More than 90 per cent of research at The University of Nottingham is of international quality, according to the most recent Research Assessment Exercise. The University aims to be recognised around the world for its signature contributions, especially in global food security, energy & sustainability, and health. The University won a Queen’s Anniversary Prize for Higher and Further Education for its research into global food security.

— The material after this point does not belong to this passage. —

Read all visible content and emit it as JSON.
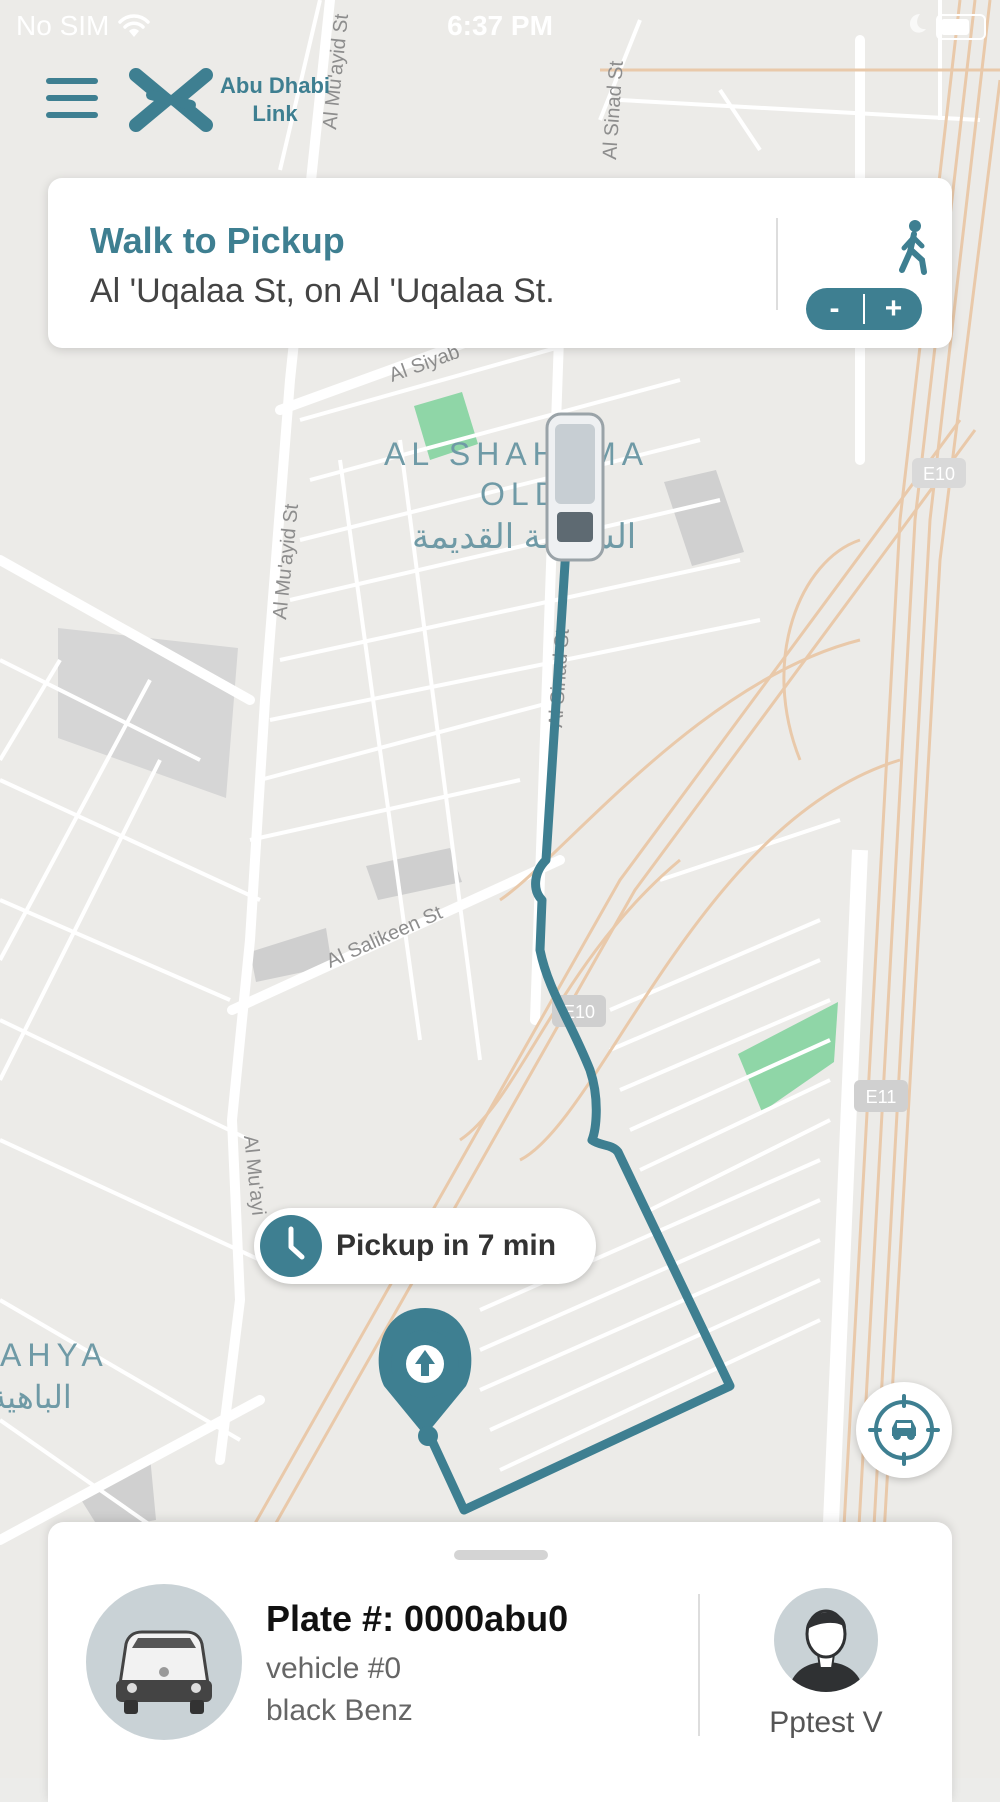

Impact: The Nottingham Campaign, its biggest ever fundraising campaign, will deliver the University’s vision to change lives, tackle global issues and shape the future. More news…